Items from a data source
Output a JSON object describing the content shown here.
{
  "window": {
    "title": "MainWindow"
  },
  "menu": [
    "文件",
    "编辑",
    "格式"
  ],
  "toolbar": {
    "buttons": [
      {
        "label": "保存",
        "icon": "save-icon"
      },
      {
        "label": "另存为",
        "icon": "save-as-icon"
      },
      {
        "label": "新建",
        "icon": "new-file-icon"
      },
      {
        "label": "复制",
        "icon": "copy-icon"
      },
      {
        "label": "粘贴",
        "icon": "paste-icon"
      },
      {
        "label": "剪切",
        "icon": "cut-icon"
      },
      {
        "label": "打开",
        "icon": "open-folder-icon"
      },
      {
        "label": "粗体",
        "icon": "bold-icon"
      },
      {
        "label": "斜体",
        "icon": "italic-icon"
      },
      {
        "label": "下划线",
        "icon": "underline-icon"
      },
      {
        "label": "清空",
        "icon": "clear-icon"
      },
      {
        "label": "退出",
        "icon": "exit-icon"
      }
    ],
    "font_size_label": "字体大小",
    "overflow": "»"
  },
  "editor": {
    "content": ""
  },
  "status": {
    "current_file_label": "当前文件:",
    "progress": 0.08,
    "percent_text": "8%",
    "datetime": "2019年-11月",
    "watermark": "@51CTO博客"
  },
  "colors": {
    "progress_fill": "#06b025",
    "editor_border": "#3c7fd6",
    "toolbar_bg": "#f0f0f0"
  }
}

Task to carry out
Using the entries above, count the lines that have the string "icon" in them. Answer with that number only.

Answer section
12